§ Activity
The answer is a number and nothing else: the count of lines in these entries containing the word "Configuration".

Interface dataset entries
● ● ● ● ●

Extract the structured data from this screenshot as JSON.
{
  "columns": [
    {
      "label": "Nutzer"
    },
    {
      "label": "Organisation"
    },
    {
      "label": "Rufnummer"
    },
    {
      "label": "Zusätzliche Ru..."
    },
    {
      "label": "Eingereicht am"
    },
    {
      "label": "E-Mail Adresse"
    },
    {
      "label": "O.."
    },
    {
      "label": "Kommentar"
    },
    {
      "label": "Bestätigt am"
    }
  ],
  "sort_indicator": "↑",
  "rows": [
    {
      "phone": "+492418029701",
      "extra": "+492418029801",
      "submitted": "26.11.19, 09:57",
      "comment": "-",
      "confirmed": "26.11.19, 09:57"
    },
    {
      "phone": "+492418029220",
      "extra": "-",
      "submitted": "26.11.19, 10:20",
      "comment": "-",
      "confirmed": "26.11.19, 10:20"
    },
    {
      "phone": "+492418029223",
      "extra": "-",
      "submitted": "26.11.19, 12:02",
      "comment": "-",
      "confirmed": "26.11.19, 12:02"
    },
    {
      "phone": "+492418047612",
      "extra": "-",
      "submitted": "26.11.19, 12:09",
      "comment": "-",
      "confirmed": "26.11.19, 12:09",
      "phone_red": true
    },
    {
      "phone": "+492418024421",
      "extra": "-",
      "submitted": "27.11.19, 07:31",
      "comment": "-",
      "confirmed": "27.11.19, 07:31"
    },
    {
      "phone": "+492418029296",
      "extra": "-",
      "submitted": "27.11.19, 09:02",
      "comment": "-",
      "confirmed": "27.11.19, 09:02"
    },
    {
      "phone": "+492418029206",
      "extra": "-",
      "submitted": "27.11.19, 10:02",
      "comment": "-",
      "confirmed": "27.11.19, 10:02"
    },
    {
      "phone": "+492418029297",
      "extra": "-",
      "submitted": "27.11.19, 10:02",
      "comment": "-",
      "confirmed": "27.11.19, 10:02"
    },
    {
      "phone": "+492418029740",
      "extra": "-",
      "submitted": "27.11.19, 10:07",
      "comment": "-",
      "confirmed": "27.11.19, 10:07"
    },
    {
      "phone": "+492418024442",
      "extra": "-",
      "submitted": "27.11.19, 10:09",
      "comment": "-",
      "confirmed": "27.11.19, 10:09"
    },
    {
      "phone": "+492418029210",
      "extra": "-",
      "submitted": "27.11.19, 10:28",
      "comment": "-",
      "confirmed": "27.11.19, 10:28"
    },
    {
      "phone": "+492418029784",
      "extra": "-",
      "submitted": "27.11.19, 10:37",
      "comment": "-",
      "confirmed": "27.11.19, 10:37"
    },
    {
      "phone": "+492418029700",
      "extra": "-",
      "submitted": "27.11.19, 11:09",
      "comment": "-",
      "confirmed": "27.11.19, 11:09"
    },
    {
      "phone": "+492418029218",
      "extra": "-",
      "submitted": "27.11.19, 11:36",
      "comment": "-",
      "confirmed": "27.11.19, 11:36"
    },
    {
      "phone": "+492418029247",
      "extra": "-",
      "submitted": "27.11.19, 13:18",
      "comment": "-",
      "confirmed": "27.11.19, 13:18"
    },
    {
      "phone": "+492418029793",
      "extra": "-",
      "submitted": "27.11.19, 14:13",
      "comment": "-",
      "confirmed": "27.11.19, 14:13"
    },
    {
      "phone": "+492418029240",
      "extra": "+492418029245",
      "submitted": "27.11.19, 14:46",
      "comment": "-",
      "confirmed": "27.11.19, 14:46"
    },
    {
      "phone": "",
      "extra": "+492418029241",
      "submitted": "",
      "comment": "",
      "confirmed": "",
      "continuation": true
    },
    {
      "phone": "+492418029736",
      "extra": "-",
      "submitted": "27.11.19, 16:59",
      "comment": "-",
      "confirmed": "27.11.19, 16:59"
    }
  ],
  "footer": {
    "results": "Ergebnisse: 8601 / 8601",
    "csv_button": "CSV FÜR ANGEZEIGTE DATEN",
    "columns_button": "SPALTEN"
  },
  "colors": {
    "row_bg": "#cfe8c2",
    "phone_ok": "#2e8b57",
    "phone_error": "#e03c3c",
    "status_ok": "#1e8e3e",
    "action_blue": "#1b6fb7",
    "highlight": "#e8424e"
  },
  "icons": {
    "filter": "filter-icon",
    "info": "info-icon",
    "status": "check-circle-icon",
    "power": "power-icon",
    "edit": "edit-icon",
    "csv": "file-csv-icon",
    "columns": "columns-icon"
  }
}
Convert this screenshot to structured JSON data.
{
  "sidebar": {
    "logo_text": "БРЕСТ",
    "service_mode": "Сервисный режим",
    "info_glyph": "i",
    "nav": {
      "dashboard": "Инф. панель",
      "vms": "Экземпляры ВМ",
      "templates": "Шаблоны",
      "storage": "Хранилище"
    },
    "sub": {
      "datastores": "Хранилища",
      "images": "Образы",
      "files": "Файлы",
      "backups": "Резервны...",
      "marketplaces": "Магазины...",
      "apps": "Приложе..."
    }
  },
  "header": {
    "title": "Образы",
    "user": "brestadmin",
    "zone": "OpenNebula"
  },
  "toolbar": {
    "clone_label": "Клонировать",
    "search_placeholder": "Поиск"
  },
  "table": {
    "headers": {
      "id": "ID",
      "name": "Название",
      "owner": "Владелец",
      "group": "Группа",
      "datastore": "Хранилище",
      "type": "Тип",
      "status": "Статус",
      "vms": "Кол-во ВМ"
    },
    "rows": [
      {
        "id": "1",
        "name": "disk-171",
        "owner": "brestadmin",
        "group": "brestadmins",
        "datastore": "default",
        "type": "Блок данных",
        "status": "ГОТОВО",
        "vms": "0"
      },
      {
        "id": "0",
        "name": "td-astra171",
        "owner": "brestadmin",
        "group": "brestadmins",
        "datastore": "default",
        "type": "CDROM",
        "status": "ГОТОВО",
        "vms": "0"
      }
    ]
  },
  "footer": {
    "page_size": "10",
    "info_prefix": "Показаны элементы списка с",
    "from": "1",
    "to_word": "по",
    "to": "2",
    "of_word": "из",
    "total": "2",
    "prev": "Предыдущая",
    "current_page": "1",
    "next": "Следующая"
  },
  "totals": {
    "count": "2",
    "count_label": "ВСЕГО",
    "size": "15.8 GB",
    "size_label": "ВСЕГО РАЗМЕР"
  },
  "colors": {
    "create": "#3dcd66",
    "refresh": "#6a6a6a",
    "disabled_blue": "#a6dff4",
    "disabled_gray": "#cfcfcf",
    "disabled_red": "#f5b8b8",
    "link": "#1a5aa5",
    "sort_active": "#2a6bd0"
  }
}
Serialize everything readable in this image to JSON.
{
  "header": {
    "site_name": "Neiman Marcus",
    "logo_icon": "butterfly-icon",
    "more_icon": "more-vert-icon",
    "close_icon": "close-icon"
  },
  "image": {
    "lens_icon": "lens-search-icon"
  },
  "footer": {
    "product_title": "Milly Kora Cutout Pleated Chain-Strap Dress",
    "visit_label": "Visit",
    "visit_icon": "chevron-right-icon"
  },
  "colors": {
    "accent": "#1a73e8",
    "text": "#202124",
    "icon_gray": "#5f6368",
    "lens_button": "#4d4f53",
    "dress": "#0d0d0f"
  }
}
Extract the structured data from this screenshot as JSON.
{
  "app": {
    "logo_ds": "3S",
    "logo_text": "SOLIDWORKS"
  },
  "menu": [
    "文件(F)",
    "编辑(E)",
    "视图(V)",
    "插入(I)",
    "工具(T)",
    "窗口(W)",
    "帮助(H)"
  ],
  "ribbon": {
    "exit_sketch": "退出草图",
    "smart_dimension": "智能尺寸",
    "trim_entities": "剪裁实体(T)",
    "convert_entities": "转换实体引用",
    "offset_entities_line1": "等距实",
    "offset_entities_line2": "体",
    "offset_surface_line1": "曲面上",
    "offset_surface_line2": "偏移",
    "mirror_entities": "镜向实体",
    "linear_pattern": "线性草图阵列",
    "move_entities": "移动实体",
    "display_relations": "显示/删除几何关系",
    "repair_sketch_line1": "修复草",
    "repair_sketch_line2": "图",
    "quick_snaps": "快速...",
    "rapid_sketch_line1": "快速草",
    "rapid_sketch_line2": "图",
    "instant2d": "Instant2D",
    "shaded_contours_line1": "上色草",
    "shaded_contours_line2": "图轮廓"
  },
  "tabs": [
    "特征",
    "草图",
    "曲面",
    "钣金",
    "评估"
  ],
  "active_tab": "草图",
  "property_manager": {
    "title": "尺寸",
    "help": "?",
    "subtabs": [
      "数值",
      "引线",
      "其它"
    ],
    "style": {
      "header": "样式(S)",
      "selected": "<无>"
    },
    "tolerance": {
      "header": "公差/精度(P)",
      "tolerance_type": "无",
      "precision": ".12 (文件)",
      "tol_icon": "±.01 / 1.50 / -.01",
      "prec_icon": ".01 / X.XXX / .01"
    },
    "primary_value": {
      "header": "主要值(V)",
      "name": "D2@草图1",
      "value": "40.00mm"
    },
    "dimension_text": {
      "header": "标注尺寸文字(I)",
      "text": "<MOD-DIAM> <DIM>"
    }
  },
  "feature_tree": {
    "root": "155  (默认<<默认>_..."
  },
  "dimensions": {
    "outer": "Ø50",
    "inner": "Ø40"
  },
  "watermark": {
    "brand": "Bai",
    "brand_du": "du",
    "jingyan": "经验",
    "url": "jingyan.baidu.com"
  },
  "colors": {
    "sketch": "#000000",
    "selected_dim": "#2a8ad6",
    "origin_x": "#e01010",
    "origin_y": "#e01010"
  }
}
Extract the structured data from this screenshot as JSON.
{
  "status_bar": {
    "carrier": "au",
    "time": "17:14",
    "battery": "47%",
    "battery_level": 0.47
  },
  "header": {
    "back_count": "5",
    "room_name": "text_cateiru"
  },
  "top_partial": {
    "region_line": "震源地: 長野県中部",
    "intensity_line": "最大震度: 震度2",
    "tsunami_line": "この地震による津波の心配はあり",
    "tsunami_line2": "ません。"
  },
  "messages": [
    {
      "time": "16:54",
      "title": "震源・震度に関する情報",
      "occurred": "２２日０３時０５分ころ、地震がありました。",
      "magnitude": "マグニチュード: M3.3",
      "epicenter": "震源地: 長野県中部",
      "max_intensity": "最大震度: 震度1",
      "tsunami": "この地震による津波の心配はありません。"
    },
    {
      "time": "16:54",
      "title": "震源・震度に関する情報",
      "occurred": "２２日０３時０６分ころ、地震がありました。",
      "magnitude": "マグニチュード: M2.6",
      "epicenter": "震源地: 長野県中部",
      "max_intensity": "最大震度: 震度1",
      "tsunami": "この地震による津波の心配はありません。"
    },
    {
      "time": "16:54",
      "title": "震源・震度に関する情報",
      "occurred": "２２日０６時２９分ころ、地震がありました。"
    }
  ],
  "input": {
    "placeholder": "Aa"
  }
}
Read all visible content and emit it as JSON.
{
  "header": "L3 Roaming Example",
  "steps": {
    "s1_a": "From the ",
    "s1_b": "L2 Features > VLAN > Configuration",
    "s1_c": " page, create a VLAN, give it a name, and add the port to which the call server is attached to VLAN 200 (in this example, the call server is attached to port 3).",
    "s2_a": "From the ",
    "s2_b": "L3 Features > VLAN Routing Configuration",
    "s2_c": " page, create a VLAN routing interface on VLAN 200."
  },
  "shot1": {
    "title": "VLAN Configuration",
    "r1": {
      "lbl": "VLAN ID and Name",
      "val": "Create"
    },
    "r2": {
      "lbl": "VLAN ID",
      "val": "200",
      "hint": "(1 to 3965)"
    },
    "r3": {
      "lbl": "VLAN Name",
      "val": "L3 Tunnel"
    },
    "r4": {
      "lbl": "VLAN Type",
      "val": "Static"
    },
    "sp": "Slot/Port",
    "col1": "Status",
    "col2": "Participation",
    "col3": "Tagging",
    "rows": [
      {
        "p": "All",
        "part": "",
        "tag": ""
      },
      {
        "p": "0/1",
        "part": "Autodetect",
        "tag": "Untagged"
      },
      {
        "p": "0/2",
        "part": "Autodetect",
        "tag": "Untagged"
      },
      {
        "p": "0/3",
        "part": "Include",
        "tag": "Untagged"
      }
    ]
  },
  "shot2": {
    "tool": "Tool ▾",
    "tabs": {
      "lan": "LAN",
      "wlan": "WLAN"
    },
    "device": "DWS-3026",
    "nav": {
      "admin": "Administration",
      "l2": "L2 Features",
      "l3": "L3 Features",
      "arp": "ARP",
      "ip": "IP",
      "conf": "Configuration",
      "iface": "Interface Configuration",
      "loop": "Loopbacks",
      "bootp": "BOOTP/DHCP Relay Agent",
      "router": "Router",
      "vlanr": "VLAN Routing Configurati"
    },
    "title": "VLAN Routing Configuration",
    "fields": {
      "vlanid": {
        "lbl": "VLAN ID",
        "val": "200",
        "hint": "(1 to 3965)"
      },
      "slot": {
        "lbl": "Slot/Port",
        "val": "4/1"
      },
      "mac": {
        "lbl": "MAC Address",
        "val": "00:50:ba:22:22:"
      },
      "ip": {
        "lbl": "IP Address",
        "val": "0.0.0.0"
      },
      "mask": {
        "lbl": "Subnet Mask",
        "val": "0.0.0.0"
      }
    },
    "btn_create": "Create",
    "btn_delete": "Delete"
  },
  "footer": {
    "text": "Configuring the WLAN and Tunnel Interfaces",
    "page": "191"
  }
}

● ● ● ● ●

§ Your solution
6